We’ve all been curious to see more details on the hardware of HoloLens. Beyond the multitude of demos where we got to experience the augmented reality first hand, many enthusiasts were still perplexed on the full technology that made up Microsoft’s next big thing. Thankfully, we weren’t alone in these curiosities. TomsHardware was able to attend an event over the weekend that allowed them a good hard look at what makes the HoloLens work the way it does.

According to the article, the HoloLens has two small 16:9 light engine projectors with tiny liquid crystal on silicon (LQoD) displays. The projectors display the images through the ‘combiner’ and create a merge of the reality and virtual.


Seems simple enough, right? Not at all. From there, the event speaker explained the shape of the prism can completely chance the way your eyes views the virtual objects through reality. Microsoft uses a surface coating with a thing called “defraction gratings” that keep the objects from swimming around and causing motion sickness for the user.

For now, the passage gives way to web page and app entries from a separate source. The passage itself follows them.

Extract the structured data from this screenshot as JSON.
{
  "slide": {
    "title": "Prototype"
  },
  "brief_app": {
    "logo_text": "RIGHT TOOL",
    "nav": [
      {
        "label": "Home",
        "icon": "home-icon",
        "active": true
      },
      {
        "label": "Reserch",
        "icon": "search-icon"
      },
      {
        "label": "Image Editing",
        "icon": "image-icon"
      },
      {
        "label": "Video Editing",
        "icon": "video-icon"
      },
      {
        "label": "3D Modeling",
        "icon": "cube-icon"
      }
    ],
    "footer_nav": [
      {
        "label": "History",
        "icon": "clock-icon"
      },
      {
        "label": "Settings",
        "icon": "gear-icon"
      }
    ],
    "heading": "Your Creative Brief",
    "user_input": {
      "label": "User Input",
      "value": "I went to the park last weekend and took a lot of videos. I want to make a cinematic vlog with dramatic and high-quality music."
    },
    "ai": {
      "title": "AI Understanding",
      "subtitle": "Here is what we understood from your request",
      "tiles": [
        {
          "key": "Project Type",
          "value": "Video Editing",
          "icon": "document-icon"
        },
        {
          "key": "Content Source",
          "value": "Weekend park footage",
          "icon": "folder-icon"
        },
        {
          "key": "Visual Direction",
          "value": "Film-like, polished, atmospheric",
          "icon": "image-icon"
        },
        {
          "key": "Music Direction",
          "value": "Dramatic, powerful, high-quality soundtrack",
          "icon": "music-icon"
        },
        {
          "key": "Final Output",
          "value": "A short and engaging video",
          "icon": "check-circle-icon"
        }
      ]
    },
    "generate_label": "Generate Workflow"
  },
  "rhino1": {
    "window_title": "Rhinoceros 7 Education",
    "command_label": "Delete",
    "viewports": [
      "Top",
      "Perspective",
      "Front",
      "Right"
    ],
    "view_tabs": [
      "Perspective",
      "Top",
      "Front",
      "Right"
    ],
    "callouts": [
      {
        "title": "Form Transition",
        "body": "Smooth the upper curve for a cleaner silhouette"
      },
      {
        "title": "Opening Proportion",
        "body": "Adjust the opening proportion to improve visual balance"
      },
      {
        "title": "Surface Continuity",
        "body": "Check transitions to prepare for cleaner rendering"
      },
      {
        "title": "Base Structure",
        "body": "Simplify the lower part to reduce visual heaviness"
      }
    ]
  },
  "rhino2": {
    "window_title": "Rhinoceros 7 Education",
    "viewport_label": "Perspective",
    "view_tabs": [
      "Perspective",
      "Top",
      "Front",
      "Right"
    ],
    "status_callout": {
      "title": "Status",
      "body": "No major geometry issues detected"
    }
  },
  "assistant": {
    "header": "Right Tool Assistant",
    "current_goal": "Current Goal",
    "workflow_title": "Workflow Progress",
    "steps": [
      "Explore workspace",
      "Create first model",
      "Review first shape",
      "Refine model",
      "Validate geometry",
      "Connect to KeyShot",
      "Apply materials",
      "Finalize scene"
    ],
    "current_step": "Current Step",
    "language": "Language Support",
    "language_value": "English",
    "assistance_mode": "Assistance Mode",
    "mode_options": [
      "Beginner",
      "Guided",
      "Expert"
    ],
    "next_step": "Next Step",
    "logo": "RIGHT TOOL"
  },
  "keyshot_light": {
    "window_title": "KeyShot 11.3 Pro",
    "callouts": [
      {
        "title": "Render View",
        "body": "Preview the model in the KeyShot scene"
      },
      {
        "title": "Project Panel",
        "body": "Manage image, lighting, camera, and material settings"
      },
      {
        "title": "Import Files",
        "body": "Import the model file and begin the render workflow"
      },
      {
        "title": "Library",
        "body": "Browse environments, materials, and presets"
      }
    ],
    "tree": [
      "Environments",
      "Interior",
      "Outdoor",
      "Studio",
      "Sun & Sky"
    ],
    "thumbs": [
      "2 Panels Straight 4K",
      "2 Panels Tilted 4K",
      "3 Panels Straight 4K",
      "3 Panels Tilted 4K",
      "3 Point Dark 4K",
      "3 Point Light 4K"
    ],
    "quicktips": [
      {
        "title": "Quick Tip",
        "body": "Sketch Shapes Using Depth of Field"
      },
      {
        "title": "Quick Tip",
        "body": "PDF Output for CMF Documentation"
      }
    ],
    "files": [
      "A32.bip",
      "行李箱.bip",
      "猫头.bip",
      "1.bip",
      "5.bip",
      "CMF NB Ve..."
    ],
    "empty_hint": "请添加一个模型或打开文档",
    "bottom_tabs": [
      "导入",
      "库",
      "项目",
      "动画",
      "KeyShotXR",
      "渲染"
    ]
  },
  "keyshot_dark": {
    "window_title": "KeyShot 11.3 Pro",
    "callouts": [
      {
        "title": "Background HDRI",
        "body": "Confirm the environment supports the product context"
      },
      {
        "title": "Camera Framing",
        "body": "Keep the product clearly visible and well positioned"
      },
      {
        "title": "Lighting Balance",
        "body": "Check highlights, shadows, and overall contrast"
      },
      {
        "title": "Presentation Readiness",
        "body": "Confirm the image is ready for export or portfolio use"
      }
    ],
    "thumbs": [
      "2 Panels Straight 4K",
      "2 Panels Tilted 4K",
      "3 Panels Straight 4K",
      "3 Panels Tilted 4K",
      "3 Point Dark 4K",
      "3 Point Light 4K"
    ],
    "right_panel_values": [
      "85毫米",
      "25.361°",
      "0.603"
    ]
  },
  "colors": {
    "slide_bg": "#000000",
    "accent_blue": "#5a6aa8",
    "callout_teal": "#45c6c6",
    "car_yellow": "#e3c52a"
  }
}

Head tracking, eye tracking, and depth sensing are also a major feature of the HoloLens that makes engineers curious. Without the proper speed or sensitivity, the headset could become more of a hassle than a useful tool. Toms Hardware reports that the sensor bar for the HoloLens is more than fully equipped for the task.

The sensor bar on the HoloLens comprises four “environment understanding cameras,” two on each side; a depth camera; an ambient light sensor; and a 2MP photo/HD video camera. Some of these are off-the-shelf parts, whereas Microsoft custom-built others.

r_600x450 Here's how Microsoft HoloLens achieves its amazing optics

Image Credit: Toms Hardware

More details about the system components were also released at the event:

  • 64 GB eMMC SSD
  • Cherry Trail SoC
  • HPU 1.0
  • x86 architecture
  • Windows 10 OS
A LIRE  Windows - Forget Continuum, the Ockel Sirius A wants to put all of Windows 10 in your pocket

Beyond that, Toms Hardware noted some interesting tidbits that they gleamed from the presentation such as the possible use of multiple batteries, four microphones, and an absence of fans or heatsinks.

Their full breakdown of what they call the ‘nitty gritty details’ can be found fully on their site.

With greeting of Winbeta.org